Following guidelines of local, state and federal health officials, the CDC and the WHO, we have begun re-opening our hearing centers. However, the health of our patients, hearing care professionals and associates remains our top priority. For more information and a list of the locations that are open, click here.

Study Shows That Teachers Are at Risk of Occupational Hearing Loss

Hearing loss is affecting people at a younger and younger age, causing undue stress and shortening the working lives of numerous Americans. While many different careers have been linked to early loss of hearing, a recent study discovered occupational hearing loss in teachers—a group that may not consider themselves at risk for work-induced hearing problems.

The results of the study show that many classrooms have average noise levels exceeding the recommended maximum 85 decibels (dB), damaging a teacher’s hearing over the course of an eight-hour workday. A quarter of all teachers who underwent audiometric testing showed some degree of measurable hearing loss. The teachers surveyed showed altered hearing ability due to:

  • Classroom noise levels. Over 93 percent of teachers reported classroom noise levels that are considered “excessive” by Occupational Safety & Health Administration (OSHA) standards. While sound levels will vary from classroom to classroom, the rooms involved in the study averaged 59.8 dB to 89 dB. The acceptable noise level for industry workers, according to OSHA, is 85 dB.
  • Workplace issues. Teachers are in a precarious position when it comes to protecting their ears. Unlike construction workers, they cannot opt for earplugs in a noisy work environment—and small children may not easily adhere to volume standards.
  • Tinnitus. While 65 percent of teachers suffered some kind of auditory complaint, one-third reported tinnitus and vertigo symptoms in addition to hearing loss.
  • Long workdays. Children are also exposed to loud noise levels in the classroom, but they are given more breaks (such as lunch hours, study breaks, and recess) than teachers receive in the course of the day. A crowded classroom can generate significant noise levels, and many teachers work for six to ten hours while exposed to non-stop classroom noise.

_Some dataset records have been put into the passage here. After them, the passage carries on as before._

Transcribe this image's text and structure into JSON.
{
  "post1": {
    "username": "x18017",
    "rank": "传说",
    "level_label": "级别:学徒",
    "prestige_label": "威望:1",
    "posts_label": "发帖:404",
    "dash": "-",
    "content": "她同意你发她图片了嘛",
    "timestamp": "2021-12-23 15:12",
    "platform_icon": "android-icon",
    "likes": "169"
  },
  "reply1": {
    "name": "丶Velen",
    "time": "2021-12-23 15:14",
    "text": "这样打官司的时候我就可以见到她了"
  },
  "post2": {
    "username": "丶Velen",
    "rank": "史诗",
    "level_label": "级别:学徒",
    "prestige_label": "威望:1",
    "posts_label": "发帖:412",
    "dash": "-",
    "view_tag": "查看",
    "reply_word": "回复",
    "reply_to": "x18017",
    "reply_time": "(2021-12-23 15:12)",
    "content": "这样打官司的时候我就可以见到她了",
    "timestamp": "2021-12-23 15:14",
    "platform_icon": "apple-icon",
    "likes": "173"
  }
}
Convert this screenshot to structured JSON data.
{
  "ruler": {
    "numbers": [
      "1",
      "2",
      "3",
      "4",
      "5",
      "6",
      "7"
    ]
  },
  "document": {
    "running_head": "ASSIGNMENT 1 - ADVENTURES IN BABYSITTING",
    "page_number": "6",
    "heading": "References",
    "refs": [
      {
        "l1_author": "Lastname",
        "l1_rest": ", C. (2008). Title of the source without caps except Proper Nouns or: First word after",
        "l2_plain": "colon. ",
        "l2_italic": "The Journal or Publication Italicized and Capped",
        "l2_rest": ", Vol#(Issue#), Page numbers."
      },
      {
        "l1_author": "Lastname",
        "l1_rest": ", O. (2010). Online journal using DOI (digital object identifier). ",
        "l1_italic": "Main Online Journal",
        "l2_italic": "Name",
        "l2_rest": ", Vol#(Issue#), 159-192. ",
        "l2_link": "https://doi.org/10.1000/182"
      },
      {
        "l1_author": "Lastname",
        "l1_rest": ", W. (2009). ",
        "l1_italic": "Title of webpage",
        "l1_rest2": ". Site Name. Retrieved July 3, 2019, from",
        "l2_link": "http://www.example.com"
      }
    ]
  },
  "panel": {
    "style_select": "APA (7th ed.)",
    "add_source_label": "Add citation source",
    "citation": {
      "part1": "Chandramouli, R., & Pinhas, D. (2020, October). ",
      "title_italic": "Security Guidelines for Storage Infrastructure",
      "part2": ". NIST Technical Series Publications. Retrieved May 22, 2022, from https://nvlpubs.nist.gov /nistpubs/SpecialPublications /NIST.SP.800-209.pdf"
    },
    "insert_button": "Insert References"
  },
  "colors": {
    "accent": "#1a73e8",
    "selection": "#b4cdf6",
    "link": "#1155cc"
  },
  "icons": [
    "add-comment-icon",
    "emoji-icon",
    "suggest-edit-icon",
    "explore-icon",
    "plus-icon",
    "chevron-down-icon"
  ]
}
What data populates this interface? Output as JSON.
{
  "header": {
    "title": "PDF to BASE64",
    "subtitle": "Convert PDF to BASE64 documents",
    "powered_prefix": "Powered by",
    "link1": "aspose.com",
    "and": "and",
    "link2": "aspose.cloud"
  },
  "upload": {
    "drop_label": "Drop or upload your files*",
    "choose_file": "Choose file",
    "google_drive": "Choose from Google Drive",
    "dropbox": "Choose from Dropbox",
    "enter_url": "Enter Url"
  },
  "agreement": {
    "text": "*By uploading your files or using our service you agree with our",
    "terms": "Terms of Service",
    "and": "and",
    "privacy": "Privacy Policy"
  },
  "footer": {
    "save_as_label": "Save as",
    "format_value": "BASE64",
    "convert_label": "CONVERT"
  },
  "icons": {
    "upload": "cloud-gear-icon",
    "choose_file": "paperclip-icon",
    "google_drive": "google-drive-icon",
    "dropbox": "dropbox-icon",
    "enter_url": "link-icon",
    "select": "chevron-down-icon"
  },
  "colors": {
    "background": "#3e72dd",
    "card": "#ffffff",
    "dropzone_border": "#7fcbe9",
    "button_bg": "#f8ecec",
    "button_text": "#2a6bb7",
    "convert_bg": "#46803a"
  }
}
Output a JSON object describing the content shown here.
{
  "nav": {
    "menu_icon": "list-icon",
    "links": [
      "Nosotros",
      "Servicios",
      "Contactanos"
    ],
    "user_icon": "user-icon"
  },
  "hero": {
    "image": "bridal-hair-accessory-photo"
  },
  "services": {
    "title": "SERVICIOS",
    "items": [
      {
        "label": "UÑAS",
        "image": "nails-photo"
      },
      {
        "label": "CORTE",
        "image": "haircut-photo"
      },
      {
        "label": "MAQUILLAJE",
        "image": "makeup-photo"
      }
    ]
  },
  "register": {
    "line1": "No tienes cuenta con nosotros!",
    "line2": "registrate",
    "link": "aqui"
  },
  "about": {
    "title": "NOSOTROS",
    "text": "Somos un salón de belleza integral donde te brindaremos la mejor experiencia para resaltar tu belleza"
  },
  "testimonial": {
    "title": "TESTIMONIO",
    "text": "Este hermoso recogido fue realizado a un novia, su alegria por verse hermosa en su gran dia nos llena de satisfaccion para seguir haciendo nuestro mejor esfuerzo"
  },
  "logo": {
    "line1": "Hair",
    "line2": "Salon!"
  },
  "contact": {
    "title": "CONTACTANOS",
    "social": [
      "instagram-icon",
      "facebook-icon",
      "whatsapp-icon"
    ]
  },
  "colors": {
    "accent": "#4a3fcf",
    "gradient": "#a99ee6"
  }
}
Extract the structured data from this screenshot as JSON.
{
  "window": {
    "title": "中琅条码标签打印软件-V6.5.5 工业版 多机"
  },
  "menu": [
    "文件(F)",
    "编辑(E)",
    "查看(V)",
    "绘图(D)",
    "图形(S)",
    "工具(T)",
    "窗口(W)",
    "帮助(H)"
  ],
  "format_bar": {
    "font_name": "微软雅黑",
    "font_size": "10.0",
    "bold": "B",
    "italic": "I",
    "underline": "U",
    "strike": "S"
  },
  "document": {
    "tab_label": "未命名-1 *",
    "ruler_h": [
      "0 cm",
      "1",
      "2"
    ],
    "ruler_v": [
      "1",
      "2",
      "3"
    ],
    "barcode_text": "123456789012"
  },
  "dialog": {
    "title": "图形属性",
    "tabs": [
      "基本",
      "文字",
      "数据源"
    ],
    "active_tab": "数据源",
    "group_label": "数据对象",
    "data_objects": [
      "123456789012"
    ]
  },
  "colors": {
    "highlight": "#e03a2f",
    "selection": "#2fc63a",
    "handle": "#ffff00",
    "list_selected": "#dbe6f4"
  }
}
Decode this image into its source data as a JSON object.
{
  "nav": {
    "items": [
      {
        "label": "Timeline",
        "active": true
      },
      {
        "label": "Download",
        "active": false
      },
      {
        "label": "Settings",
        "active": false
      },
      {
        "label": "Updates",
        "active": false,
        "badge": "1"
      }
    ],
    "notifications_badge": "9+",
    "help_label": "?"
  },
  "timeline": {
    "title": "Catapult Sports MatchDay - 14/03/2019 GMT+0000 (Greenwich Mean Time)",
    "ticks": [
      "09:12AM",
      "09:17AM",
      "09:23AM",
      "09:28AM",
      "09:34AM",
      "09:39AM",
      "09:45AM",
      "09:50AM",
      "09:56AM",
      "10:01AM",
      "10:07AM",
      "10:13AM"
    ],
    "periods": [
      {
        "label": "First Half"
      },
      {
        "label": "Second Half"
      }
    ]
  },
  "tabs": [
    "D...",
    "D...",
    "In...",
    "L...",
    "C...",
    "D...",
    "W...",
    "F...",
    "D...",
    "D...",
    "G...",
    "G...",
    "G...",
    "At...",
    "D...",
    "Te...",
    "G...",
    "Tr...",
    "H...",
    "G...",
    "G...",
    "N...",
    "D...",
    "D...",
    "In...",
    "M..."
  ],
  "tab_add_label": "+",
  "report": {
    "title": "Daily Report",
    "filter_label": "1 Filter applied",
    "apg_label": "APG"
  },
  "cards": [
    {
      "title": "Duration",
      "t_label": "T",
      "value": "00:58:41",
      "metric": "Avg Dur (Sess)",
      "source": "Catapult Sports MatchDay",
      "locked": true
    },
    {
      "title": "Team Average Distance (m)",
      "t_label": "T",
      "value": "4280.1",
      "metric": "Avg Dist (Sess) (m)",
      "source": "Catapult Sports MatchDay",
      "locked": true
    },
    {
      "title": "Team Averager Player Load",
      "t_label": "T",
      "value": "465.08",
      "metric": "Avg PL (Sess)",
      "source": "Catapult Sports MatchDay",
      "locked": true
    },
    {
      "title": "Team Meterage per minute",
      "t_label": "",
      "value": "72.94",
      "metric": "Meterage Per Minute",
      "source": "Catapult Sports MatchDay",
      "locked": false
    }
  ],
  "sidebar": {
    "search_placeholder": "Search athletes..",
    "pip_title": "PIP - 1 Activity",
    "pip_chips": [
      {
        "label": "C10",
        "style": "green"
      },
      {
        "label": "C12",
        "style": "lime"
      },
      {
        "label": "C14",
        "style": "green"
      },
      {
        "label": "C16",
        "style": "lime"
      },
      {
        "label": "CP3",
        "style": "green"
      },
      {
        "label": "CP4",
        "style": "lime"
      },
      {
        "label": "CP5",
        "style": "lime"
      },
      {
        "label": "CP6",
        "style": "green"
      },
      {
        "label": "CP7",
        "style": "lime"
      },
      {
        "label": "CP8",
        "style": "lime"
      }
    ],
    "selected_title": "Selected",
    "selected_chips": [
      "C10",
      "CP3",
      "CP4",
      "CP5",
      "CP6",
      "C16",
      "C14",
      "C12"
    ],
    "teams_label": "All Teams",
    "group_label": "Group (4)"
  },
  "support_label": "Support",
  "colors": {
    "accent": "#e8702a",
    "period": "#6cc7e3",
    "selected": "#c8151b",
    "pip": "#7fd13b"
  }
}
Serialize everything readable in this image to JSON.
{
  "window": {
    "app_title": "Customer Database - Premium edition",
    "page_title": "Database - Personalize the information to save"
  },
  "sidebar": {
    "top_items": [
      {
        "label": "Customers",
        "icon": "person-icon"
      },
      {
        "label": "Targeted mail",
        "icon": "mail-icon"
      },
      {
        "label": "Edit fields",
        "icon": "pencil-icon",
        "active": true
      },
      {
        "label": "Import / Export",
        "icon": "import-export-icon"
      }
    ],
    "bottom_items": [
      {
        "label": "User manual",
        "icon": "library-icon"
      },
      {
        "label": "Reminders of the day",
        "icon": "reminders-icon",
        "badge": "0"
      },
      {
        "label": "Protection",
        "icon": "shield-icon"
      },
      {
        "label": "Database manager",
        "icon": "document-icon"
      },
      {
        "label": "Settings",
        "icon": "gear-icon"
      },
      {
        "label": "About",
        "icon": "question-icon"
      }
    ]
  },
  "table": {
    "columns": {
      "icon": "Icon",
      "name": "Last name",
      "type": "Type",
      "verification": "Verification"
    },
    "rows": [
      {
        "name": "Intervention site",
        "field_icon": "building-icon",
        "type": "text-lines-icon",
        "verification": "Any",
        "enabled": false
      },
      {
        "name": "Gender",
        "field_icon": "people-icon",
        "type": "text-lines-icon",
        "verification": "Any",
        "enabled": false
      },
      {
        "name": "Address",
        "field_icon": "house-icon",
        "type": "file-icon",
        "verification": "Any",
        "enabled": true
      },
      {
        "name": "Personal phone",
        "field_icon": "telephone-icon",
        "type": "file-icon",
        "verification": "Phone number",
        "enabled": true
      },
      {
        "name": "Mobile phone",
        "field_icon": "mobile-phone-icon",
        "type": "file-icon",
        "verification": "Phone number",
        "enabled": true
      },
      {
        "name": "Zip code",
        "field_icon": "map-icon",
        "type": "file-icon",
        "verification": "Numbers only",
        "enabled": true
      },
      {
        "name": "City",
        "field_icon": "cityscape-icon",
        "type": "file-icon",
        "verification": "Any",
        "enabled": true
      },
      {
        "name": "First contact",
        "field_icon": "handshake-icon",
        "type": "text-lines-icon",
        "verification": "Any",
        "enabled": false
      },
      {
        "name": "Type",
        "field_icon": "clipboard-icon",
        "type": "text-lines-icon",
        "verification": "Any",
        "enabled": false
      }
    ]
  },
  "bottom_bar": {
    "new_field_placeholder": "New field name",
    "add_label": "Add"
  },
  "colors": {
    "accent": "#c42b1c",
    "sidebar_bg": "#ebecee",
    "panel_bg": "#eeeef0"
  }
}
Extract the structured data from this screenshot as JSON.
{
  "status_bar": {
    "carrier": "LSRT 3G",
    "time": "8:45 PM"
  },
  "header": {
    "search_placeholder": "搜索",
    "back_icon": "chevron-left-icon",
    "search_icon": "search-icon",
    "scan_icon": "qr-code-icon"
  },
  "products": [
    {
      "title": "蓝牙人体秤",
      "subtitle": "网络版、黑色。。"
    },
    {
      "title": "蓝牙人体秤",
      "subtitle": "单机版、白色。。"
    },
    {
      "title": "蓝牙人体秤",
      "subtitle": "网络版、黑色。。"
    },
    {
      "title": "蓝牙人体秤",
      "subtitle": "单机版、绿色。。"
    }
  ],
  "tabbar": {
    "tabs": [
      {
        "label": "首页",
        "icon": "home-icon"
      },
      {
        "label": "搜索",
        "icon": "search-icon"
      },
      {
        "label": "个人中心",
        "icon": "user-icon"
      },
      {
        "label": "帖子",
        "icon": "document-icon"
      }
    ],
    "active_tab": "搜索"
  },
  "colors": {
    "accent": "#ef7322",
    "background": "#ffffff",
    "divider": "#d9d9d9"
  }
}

Is Your Hearing at Risk? We Can Help You Find Out

If you have noticed a drop in your hearing ability, we can perform a full audiometric evaluation to prevent your hearing loss from progressing. To make an appointment for a hearing test today, call our toll-free number, (410) 202-8517, to visit the Sound Advice Hearing Aid Center nearest you.